A British charity has said that a wider knowledge of first aid techniques could save thousands of lives each year.
According to the St John Ambulance charity, which is focusing a new campaign on five health emergencies which account for 150,000 deaths each year in England and Wales, including heart attacks, choking and severe bleeding, believes that if confident first aiders were present on more occasions, many lives would be saved.
The charity is offering a free pocket which it feels will boost the survival chances of many more patients.
This view is backed by the World Health Organisation, which also says "bystander first aid" can make a difference and should be encouraged, reports The BBC.
The charity's chief executive Sue Killen said: "We believe that anyone who needs first aid should receive it.
"Our latest research shows that's just not happening. We can't rely on other people to have the skills - everyone should take the responsibility to learn first aid themselves.
"Around 2,500 people die each year from a blocked airway, but if someone had known the recovery position, lives could have been saved."
Fotini Rozakeas, a cardiac nurse at the British Heart Foundation, said: "In life threatening situations it's vital that we all know what to do before professional help arrives as it's bystanders, often a relative, who are first on the scene.
"Every year around 140,000 people have a heart attack and around one in three die before reaching hospital.

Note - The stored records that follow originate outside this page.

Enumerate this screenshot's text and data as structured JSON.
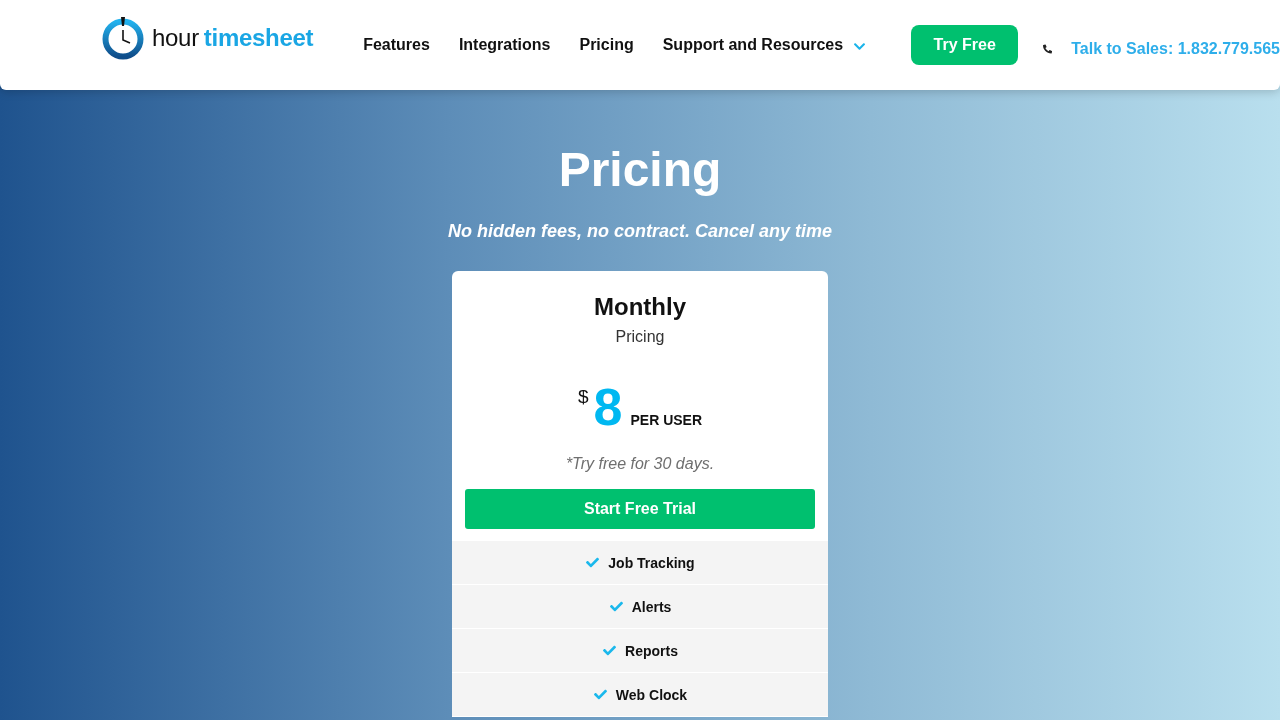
{
  "header": {
    "logo": {
      "word": "hour",
      "accent": "timesheet"
    },
    "nav": [
      {
        "label": "Features",
        "kind": "link"
      },
      {
        "label": "Integrations",
        "kind": "link"
      },
      {
        "label": "Pricing",
        "kind": "link"
      },
      {
        "label": "Support and Resources",
        "kind": "dropdown"
      }
    ],
    "cta": "Try Free",
    "sales": "Talk to Sales: 1.832.779.565"
  },
  "hero": {
    "title": "Pricing",
    "subtitle": "No hidden fees, no contract. Cancel any time"
  },
  "plan": {
    "name": "Monthly",
    "subtitle": "Pricing",
    "currency": "$",
    "price": "8",
    "unit": "PER USER",
    "note": "*Try free for 30 days.",
    "button": "Start Free Trial",
    "features": [
      "Job Tracking",
      "Alerts",
      "Reports",
      "Web Clock"
    ]
  }
}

"Calling 999 promptly and knowing what to do in those crucial minutes can make a big difference to a person's chance of survival."